When Fathom first appears, she is wearing a wetsuit, which breaks the trend of presenting this character in as little clothing as possible. That's a nice, realistic choice -- especially since a string bikini wouldn't offer much resistance in many of the conditions the titular character faces in "Michael Turner's Fathom" #1. All the same, Konat manages to work in a shot of Aspen in a string bikini for no specific story purpose.

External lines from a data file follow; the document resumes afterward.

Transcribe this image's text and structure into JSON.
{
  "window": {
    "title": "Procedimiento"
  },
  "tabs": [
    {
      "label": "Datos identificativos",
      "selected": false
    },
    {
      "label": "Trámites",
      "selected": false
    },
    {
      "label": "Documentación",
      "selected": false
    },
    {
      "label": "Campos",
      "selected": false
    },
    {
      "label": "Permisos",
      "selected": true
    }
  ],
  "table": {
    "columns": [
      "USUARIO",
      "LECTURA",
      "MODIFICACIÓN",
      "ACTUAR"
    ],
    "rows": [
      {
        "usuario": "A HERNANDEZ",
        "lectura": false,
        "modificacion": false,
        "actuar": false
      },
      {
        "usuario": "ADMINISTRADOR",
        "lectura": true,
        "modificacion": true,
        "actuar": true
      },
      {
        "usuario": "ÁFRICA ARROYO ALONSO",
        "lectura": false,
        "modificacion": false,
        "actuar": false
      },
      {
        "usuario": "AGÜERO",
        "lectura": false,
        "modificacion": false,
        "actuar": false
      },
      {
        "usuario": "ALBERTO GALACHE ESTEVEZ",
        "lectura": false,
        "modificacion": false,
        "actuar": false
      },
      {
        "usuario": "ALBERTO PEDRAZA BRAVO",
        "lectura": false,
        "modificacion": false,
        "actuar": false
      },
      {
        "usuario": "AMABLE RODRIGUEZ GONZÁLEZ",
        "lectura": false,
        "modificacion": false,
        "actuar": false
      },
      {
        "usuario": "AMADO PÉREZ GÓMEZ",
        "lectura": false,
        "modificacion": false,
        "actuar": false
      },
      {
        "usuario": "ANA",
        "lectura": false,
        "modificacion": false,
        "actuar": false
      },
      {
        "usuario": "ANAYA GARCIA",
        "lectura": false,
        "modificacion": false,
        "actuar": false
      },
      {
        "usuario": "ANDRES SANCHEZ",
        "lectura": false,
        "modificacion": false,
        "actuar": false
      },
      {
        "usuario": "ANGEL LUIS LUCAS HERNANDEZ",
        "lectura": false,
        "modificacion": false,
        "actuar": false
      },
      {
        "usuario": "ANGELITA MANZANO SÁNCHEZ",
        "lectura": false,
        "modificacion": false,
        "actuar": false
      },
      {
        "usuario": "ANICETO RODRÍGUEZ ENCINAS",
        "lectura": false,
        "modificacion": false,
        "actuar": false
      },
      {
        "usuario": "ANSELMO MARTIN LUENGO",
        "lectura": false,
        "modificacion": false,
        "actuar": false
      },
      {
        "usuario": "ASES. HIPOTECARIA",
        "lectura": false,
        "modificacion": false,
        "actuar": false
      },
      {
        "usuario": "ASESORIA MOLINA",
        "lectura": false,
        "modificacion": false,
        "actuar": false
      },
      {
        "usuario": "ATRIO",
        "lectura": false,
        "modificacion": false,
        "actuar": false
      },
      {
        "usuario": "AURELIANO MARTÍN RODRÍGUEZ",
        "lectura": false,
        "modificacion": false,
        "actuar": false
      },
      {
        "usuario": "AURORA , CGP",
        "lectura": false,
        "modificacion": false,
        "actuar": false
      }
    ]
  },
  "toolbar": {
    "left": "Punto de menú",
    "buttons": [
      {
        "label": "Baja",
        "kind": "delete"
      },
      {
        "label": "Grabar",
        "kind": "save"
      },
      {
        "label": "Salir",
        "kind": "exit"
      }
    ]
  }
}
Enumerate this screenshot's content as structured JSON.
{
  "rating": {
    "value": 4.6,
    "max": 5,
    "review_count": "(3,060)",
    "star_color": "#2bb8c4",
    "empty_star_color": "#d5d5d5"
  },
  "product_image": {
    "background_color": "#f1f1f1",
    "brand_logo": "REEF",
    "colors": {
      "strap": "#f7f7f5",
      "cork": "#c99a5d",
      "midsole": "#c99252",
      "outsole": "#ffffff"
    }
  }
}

Although the story in "Michael Turner's Fathom" #1 struggles against itself at one point as the story experiences a severe information dump seven pages in, the action resumes quickly thereafter and the comic book is able to get back on track. This issue is a nice addition to Aspen's "10 for 10" promotion, but more importantly, a solid start for a series that is quite welcoming to new readers. Yes, there are bits and pieces reflective of previous volumes of "Fathom," but those are nicely handled by the creative team and blended into the story. As the trademark character for this publisher, it is only appropriate that Fathom be given a strong start. "Fathom" fans should keep an eye on this book, eager to see if Mastromauro, Wohl, Konat, Sotelo and Reed can continue to improve and mesh together for a strong new direction.